(Dataset records)
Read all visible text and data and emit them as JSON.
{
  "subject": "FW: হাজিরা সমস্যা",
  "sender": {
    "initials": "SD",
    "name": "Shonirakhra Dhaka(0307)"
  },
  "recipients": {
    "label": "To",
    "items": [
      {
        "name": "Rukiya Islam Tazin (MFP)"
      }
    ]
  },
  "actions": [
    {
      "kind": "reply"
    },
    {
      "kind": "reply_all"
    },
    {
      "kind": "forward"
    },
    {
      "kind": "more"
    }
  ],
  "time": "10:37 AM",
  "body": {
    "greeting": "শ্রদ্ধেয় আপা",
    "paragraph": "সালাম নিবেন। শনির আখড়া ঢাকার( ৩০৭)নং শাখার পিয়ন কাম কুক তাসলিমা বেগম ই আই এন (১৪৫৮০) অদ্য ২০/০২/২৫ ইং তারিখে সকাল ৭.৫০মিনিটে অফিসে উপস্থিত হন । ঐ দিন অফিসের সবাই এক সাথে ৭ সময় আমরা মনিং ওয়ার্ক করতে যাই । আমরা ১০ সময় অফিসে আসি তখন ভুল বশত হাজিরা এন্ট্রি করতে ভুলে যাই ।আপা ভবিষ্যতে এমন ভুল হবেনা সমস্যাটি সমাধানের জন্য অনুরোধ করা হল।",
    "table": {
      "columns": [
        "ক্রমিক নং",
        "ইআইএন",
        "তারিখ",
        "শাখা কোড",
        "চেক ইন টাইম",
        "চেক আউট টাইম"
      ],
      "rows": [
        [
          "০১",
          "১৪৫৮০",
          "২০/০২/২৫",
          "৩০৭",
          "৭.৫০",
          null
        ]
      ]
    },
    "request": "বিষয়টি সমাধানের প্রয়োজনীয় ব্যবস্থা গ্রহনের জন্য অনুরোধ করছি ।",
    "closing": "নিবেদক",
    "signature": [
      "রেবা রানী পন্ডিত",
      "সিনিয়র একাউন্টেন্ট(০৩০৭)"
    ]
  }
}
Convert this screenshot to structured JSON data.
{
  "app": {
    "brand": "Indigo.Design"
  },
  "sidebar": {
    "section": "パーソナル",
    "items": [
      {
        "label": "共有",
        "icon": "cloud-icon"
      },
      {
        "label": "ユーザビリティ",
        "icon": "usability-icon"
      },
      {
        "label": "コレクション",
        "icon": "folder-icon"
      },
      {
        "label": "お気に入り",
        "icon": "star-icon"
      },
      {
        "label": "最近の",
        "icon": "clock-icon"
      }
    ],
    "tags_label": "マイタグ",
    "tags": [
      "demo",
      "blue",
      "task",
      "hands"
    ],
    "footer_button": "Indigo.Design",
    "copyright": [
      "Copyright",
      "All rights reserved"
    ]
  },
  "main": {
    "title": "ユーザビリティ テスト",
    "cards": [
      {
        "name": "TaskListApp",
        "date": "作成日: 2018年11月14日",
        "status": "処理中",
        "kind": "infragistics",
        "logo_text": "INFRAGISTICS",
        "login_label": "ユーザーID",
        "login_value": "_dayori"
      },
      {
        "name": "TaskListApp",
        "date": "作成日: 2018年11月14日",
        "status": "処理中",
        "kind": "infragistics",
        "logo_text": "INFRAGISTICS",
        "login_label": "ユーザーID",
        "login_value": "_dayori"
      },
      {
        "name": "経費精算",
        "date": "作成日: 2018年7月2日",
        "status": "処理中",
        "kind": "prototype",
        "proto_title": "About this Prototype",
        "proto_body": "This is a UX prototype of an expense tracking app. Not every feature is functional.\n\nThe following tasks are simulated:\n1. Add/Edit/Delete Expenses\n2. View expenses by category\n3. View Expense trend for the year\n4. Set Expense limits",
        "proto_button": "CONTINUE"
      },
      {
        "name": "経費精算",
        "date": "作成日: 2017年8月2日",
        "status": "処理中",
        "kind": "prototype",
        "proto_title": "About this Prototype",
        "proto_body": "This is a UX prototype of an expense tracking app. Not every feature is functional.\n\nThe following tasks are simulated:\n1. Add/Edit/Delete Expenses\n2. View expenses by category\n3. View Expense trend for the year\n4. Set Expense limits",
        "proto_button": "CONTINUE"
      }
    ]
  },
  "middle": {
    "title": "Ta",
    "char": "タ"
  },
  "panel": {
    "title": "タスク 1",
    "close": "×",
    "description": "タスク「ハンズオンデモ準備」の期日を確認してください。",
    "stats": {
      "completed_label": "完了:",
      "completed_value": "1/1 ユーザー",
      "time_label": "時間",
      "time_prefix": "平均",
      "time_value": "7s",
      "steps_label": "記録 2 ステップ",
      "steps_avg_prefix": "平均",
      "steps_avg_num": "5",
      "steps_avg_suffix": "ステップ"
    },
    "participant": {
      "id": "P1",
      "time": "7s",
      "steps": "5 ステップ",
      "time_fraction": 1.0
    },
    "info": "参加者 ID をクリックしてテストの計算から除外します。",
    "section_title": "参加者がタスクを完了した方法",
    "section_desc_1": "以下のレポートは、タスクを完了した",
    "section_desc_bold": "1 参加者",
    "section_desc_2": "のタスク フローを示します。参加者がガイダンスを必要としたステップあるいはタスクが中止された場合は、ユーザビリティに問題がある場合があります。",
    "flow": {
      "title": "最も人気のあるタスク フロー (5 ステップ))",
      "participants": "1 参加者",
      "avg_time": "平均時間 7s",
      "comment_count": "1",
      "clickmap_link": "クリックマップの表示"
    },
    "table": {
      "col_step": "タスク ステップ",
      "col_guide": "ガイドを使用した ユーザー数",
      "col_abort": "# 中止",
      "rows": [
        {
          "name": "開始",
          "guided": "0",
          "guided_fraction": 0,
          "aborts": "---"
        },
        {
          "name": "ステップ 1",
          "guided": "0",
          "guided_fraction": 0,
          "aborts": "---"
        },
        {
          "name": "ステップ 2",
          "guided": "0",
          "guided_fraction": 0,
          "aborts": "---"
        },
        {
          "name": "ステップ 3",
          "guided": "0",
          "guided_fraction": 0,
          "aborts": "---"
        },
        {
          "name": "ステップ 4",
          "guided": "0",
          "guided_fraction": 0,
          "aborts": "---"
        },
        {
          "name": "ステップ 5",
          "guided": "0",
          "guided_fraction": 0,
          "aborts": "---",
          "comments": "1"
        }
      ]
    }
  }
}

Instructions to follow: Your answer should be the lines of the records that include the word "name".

Reply to the task:
    "name": "Shonirakhra Dhaka(0307)"
        "name": "Rukiya Islam Tazin (MFP)"
        "name": "TaskListApp",
        "name": "TaskListApp",
        "name": "経費精算",
        "name": "経費精算",
          "name": "開始",
          "name": "ステップ 1",
          "name": "ステップ 2",
          "name": "ステップ 3",
          "name": "ステップ 4",
          "name": "ステップ 5",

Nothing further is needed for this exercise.